__What you are asked to do__
Please repeat every entry that follows, keeping each one exactly the same.

__Stored data__

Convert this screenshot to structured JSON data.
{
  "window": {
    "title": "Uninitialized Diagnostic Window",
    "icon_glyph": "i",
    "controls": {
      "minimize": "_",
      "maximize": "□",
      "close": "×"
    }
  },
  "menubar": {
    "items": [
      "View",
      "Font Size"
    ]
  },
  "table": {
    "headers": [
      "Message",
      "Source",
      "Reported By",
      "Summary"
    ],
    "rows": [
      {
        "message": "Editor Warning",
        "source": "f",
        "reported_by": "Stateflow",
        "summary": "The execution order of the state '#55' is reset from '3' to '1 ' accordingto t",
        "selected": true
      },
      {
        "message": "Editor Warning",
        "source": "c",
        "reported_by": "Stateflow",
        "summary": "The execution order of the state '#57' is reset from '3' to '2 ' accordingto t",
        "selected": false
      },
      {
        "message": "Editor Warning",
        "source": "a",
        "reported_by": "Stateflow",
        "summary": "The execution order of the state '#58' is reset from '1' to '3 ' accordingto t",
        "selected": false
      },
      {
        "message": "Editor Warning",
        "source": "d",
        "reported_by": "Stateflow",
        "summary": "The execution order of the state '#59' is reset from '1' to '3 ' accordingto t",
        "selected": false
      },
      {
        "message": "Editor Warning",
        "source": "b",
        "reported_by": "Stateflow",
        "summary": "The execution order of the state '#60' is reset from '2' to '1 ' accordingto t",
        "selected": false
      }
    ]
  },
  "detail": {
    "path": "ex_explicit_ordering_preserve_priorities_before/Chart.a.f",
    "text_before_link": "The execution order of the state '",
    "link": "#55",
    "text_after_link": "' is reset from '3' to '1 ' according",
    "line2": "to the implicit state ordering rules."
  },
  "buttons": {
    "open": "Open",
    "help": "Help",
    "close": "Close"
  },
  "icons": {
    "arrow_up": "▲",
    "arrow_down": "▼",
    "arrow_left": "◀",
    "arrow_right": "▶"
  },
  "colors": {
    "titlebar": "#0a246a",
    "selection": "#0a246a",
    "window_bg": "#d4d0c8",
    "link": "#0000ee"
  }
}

__Solution to the problem__
Convert this screenshot to structured JSON data.
{
  "window": {
    "title": "Uninitialized Diagnostic Window",
    "icon_glyph": "i",
    "controls": {
      "minimize": "_",
      "maximize": "□",
      "close": "×"
    }
  },
  "menubar": {
    "items": [
      "View",
      "Font Size"
    ]
  },
  "table": {
    "headers": [
      "Message",
      "Source",
      "Reported By",
      "Summary"
    ],
    "rows": [
      {
        "message": "Editor Warning",
        "source": "f",
        "reported_by": "Stateflow",
        "summary": "The execution order of the state '#55' is reset from '3' to '1 ' accordingto t",
        "selected": true
      },
      {
        "message": "Editor Warning",
        "source": "c",
        "reported_by": "Stateflow",
        "summary": "The execution order of the state '#57' is reset from '3' to '2 ' accordingto t",
        "selected": false
      },
      {
        "message": "Editor Warning",
        "source": "a",
        "reported_by": "Stateflow",
        "summary": "The execution order of the state '#58' is reset from '1' to '3 ' accordingto t",
        "selected": false
      },
      {
        "message": "Editor Warning",
        "source": "d",
        "reported_by": "Stateflow",
        "summary": "The execution order of the state '#59' is reset from '1' to '3 ' accordingto t",
        "selected": false
      },
      {
        "message": "Editor Warning",
        "source": "b",
        "reported_by": "Stateflow",
        "summary": "The execution order of the state '#60' is reset from '2' to '1 ' accordingto t",
        "selected": false
      }
    ]
  },
  "detail": {
    "path": "ex_explicit_ordering_preserve_priorities_before/Chart.a.f",
    "text_before_link": "The execution order of the state '",
    "link": "#55",
    "text_after_link": "' is reset from '3' to '1 ' according",
    "line2": "to the implicit state ordering rules."
  },
  "buttons": {
    "open": "Open",
    "help": "Help",
    "close": "Close"
  },
  "icons": {
    "arrow_up": "▲",
    "arrow_down": "▼",
    "arrow_left": "◀",
    "arrow_right": "▶"
  },
  "colors": {
    "titlebar": "#0a246a",
    "selection": "#0a246a",
    "window_bg": "#d4d0c8",
    "link": "#0000ee"
  }
}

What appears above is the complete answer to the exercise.